By: Resa Brinkley, Health Professions Advising Coordinator
You hear it everywhere. “I finally lined up my internship.” “Where is your summer internship?” “Internships are SO important.” So, do you really need a prehealth internship?
An internship is defined as “a temporary position with an emphasis on on-the-job training rather than merely employment, and it can be paid or unpaid.” Formal (e.g. structured or credit-based) prehealth internships are few and far between, and many positive credentials for an eventual application don’t even fit in that box! So, let’s take that popular nomenclature and chuck it straight out the window. Instead, you should focus on the quality of the activity you’ll be taking part in, and what it can mean for your overall application. Here are a few examples:
As most of you have noticed, it can be difficult to get shadowing hours with a UNC health professional. Many students will seek opportunities with a doctor or health professional with which they feel comfortable – their own pediatrician, PA, PT, etc. Build connections and networks through those experiences and you’ll likely find more openings stemming from them.

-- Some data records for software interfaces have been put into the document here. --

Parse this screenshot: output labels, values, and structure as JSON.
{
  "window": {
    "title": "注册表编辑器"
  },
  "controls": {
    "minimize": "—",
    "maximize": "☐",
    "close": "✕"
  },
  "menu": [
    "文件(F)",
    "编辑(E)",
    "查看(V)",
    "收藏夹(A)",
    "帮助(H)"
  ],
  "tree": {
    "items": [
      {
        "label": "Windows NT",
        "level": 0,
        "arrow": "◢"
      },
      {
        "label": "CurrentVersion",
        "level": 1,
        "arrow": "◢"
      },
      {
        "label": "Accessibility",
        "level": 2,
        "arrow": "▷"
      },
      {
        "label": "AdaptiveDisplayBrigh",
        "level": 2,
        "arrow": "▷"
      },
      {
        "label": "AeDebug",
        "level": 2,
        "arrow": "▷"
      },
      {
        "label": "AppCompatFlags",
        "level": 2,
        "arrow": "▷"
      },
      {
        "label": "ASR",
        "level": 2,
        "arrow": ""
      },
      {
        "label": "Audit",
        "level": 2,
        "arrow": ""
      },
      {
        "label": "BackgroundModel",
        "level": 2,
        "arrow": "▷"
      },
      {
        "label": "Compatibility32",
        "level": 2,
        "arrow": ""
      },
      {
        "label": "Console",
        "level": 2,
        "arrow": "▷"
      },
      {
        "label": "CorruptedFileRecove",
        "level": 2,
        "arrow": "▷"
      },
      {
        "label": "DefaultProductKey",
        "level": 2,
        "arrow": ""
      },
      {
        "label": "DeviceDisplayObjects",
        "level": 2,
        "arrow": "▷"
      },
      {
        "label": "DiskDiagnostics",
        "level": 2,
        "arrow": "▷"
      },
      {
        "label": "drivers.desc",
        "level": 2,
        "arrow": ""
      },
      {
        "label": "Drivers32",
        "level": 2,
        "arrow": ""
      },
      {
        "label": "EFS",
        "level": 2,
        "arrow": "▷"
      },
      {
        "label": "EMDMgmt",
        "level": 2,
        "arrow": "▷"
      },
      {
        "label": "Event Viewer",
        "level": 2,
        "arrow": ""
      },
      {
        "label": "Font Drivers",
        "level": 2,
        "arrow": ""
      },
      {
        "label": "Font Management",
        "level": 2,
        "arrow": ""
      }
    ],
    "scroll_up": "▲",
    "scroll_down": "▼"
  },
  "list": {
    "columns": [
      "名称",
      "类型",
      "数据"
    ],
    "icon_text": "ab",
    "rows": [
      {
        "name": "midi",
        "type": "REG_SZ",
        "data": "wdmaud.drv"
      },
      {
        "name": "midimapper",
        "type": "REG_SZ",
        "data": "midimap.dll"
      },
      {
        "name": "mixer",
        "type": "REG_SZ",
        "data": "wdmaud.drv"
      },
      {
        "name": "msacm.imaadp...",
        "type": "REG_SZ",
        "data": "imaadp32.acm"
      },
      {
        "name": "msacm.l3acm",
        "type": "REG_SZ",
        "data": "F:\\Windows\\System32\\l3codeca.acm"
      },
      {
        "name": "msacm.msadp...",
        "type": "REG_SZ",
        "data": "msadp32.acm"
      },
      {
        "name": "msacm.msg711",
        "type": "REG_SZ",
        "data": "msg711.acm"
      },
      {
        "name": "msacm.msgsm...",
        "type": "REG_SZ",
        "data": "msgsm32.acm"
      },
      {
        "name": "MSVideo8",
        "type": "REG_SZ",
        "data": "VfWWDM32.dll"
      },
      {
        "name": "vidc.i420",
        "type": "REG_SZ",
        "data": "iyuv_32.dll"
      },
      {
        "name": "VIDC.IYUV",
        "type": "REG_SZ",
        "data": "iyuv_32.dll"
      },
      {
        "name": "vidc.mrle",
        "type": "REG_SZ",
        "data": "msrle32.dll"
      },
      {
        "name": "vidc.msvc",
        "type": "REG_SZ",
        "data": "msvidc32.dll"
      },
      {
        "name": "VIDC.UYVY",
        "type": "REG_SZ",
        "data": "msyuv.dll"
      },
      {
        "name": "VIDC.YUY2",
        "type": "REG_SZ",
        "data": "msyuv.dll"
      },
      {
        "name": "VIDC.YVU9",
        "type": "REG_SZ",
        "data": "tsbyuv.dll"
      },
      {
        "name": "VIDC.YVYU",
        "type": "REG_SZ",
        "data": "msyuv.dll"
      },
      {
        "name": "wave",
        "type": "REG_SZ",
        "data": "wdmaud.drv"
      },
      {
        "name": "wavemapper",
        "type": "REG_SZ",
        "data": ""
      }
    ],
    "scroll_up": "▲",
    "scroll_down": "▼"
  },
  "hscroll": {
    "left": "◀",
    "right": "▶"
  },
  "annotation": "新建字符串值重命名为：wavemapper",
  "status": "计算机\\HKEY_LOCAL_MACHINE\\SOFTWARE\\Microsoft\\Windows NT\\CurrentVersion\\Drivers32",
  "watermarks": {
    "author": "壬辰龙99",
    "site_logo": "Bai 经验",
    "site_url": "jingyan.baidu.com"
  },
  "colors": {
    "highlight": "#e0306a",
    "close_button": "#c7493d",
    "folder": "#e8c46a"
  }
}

If you’re staying in Chapel Hill over the summer, many organizations that may otherwise rely on student aid may find themselves short-staffed. Or there may be expanded opportunities for service – perhaps there’s a summer camp you’re interested in helping. Find something you’re actually interested in. There are only so many hours in the day, and you never want to end it feeling like you’ve wasted a sizable portion of them.
Taking courses over the summer is a given for most prehealth students. It helps relieve some of the strain of what would otherwise be placed on the regular semester schedule, and allows students to complete their prerequisites sooner (or even get some courses not offered here at UNC). In most instances, taking classes outside UNC, so long as it is at another four-year institution and is justified by making the most of your time and resources while close to home, should be fine. Be careful about breaking up sequences in your planning, though. Academic Advising gives additional guidance and approval on this.
As impressive as the roster of UNC Faculty Led study abroad courses has become, the bottom line is that an entire academic semester can just be too much for some students (finances, major requirements, or any number of other reasons). So the bulk of prehealth students will seek summer semesters abroad. Be sure to work with the Global Studies Office in conjunction with prehealth and your academic advisor to ensure you’re finding the best fit.
Any of these, or even a combination of some of these, would be an incredibly beneficial and poignant use of your summer. And not a single one of them is a traditional “internship”.